I am also part of an incredible group of volunteers that has founded Camp Kivita, an independent charity since 2013, which provides a one week summer camp experience for children living with end-stage organ failure or those who have received a transplant. Since our inception eight years ago, Camp Kivita has provided 65 children, ages 7-18 years of age, the opportunity to participate in traditional summer camp experience. When you see children and teens kayaking, swimming, climbing rock walls, participating in talent shows and most importantly making new friends and forming deep bonds it’s hard not to be in awe of the difference organ donation has made in their lives. Part of our mandate is to promote organ donation and transplantation, and through Camp Kivita, we demonstrate that these kids can live wonderful, high-quality lives and that organ donation works!

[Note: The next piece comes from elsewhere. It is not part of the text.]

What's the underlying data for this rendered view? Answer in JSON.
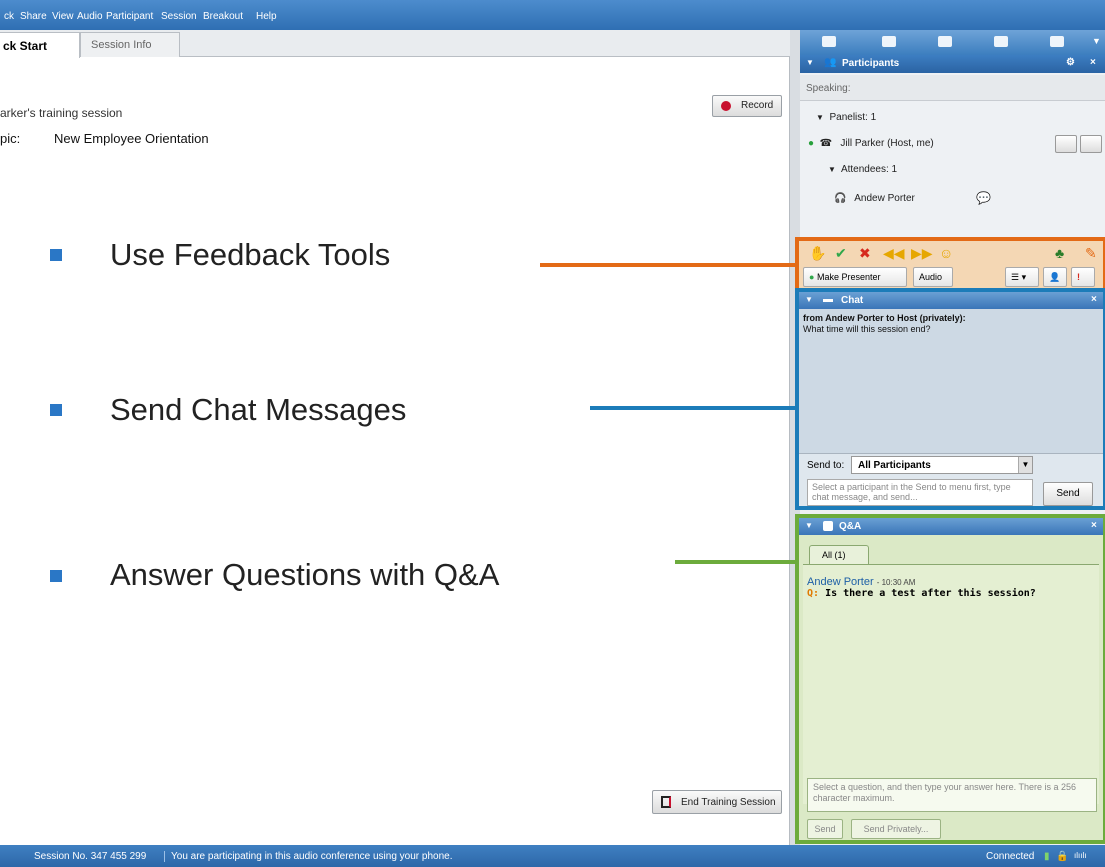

In my personal life, I try to be an advocate for registering consent to be an organ donor by sharing my experiences of caring for children and families who are waiting for organs, as well as celebrating those who received the gift of life and now have the opportunity to move forward with their lives and fulfill their hopes and dreams. These conversations are often a good opportunity to educate people and to clarify any misinformation about organ donation.
What would you like people to take away from National Organ and Tissue Donation Awareness Week?
I always hope that no one ever has a loved one that needs a transplant and that people are never in a position where they are approached about the possibility of donating an organ due to a tragic life circumstance. However, I hear the words, “I never thought this would happen to me,” on a daily basis. Recognizing the inherent uncertainty of life, what I would like people to take away from Nation Organ & Tissue Donation Awareness week is the importance of educating oneself and taking the time to speak with your family about your wishes. While organ donation can be a difficult conversation, transplantation is transformative for these kids and their families and for that reason I strongly recommend that you register your consent at beadonor.ca.
The Trillium Gift of Life Network (TGLN) is a not-for-profit agency with the Government of Ontario that assists in the coordination of organ and tissue donations and oversees the process of matching organs with patients. TGLN also has public education programs and resources, which can be found on their website. Their green awareness ribbon is always a good conversation starter and during a time like National Organ and Tissue Donation Awareness Week, it is a great opportunity to bring up the topic in an informal way.
What advice would you give to someone undecided about registering to be an organ donor?
One thing I would have them think about is what decision would you hope someone else would make if you or a loved one was in need of an organ? Organ donation is a gift that lasts a lifetime and one organ donor can save up to eight lives.
To register, check or update your consent for organ and tissue donation, please visit beadonor.ca. By registering, you are ensuring your decision to donate is recorded by the Ministry of Health and Long-Term Care and is accessible even when your donor card is not readily available.